Finally, with regard to the most institutional subjects, even before starting the conference had achieved an excellent result with the announcement that the U.S. Government would withdraw from its role as oversight of technical resources such as the root zone for domain names ( It also called on the Internet Governance Forum to implement measures so that it is not merely a forum for discussion without any conclusions.  By 2015, the IGF should be able to make recommendations, and make progress specifically on issues such as net neutrality.

A compromise not unanimously approved

Of course the São Paulo statement failed in some respects. For example, it did not raise existing ambiguities of major impact concerning the roles of the various stakeholders, or indeed concerning the multi-stakeholder model in itself, such as how it works, under what circumstances it is legitimate, or how it should integrate the role of governments.

These reasons underlie the rejection of the statement by Russia and Cuba, and the prudent abstention by India.

At the other end of the spectrum, for certain groups from civil society, the text does not go far enough in denouncing mass surveillance or, as noted above, on Net neutrality. We must also recognize that despite significant improvements during the conference, the roadmap is still relatively abstract. There remains a great deal of work to be done before the principles laid down at the conference are put into practice.

The influence NETmundial will have on forthcoming Internet governance deadlines

NETmundial was a striking illustration of the changes in the balance of power in the governance of the Internet, in an environment now deeply marked by the revelations made by Edward Snowden. First of all, the host country, Brazil, now plays a leading role on this issue, combining a national model, the Marco Civil and outstanding international achievements. In recent months the United States have lost their moral authority on these discussions; Brazil has taken over the leadership in defending digital liberties!

Icann also gained an invaluable victory, which it won on two levels: first, it acted as the co-organizer of a world summit meeting that has attracted a large number of ministers, which underpins its search to be recognized as having the status of an international organization; on other hand, the success of the conference will be valuable in defending the relevance of its own multi-stakeholder model. However, I note with satisfaction that the São Paulo statement places very strong pressure on the organization to improve its “accountability.” Fadi Chehade cannot rest on his laurels.

Finally, and undoubtedly the most important result of all, the São Paulo statement succeeded in resuming the dialogue that became tense in Dubai in 2012 around the issue of international telecommunications regulations, resulting in a split on the international scene between two blocks, that of the signatories and that of the non-signatories. Western countries have now moved to the side of the signatories and contributors and are no longer on the side of the opponents. In addition, their camp has expanded with a major ally, Brazil.

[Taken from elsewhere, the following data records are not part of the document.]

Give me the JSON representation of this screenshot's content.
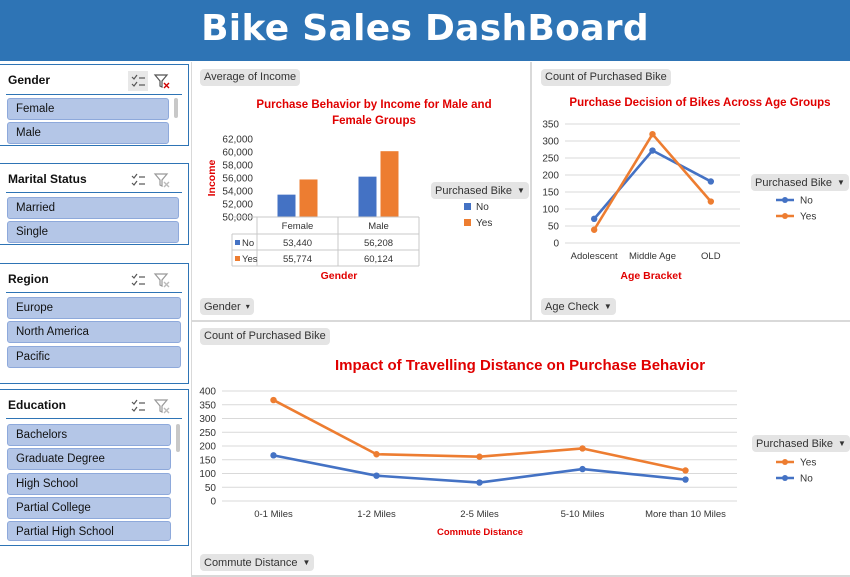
{
  "dashboard": {
    "title": "Bike Sales DashBoard"
  },
  "slicers": {
    "gender": {
      "title": "Gender",
      "items": [
        "Female",
        "Male"
      ]
    },
    "marital": {
      "title": "Marital Status",
      "items": [
        "Married",
        "Single"
      ]
    },
    "region": {
      "title": "Region",
      "items": [
        "Europe",
        "North America",
        "Pacific"
      ]
    },
    "education": {
      "title": "Education",
      "items": [
        "Bachelors",
        "Graduate Degree",
        "High School",
        "Partial College",
        "Partial High School"
      ]
    }
  },
  "pivot_buttons": {
    "income_value": "Average of Income",
    "income_axis": "Gender",
    "income_legend": "Purchased Bike",
    "age_value": "Count of Purchased Bike",
    "age_axis": "Age Check",
    "age_legend": "Purchased Bike",
    "commute_value": "Count of Purchased Bike",
    "commute_axis": "Commute Distance",
    "commute_legend": "Purchased Bike"
  },
  "colors": {
    "no": "#4472c4",
    "yes": "#ed7d31",
    "title_red": "#e00000",
    "header_blue": "#2e74b5"
  },
  "chart_data": [
    {
      "type": "bar",
      "title": "Purchase Behavior by Income for Male and Female Groups",
      "xlabel": "Gender",
      "ylabel": "Income",
      "categories": [
        "Female",
        "Male"
      ],
      "series": [
        {
          "name": "No",
          "values": [
            53440,
            56208
          ],
          "labels": [
            "53,440",
            "56,208"
          ]
        },
        {
          "name": "Yes",
          "values": [
            55774,
            60124
          ],
          "labels": [
            "55,774",
            "60,124"
          ]
        }
      ],
      "ylim": [
        50000,
        62000
      ],
      "yticks": [
        "50,000",
        "52,000",
        "54,000",
        "56,000",
        "58,000",
        "60,000",
        "62,000"
      ],
      "legend_title": "Purchased Bike",
      "data_table": true
    },
    {
      "type": "line",
      "title": "Purchase Decision of Bikes Across Age Groups",
      "xlabel": "Age Bracket",
      "ylabel": "",
      "categories": [
        "Adolescent",
        "Middle Age",
        "OLD"
      ],
      "series": [
        {
          "name": "No",
          "values": [
            71,
            272,
            181
          ]
        },
        {
          "name": "Yes",
          "values": [
            39,
            320,
            122
          ]
        }
      ],
      "ylim": [
        0,
        350
      ],
      "yticks": [
        "0",
        "50",
        "100",
        "150",
        "200",
        "250",
        "300",
        "350"
      ],
      "legend_title": "Purchased Bike",
      "grid": true
    },
    {
      "type": "line",
      "title": "Impact of Travelling Distance on Purchase Behavior",
      "xlabel": "Commute Distance",
      "ylabel": "",
      "categories": [
        "0-1 Miles",
        "1-2 Miles",
        "2-5 Miles",
        "5-10 Miles",
        "More than 10 Miles"
      ],
      "series": [
        {
          "name": "Yes",
          "values": [
            367,
            170,
            161,
            191,
            111
          ]
        },
        {
          "name": "No",
          "values": [
            166,
            92,
            67,
            116,
            78
          ]
        }
      ],
      "ylim": [
        0,
        400
      ],
      "yticks": [
        "0",
        "50",
        "100",
        "150",
        "200",
        "250",
        "300",
        "350",
        "400"
      ],
      "legend_title": "Purchased Bike",
      "grid": true
    }
  ]
}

Another advantage for the next deadlines, the statement is the first international instrument of such a scale, asserting fundamental principles, since the World Summit on the Information Society in 2005. It (finally!) offers alternatives for high-level discussions to the never-ending, convoluted sentences of the WSIS. This means we can approach the forthcoming deadlines from a better position.

Tangible impacts for Internet users

The São Paulo statement will not change the face of the world, or even that of the Internet! The specific interest of discussions about governance is that they address topics about principles, the balance of power and control of the risks involved. To draw a parallel with the world of business, no press conference by Steve Jobs ever addressed the governance of Apple! That parallel shows us, however, that governance is one of the keys to the sustainable development of an organization, and this is the same challenge for the conference: to create the conditions so that the Internet remains the formidable vector it can be for freedom, growth and communication, and serve people, as was so wonderfully well described by Nnenna Nwakanma in São Paulo.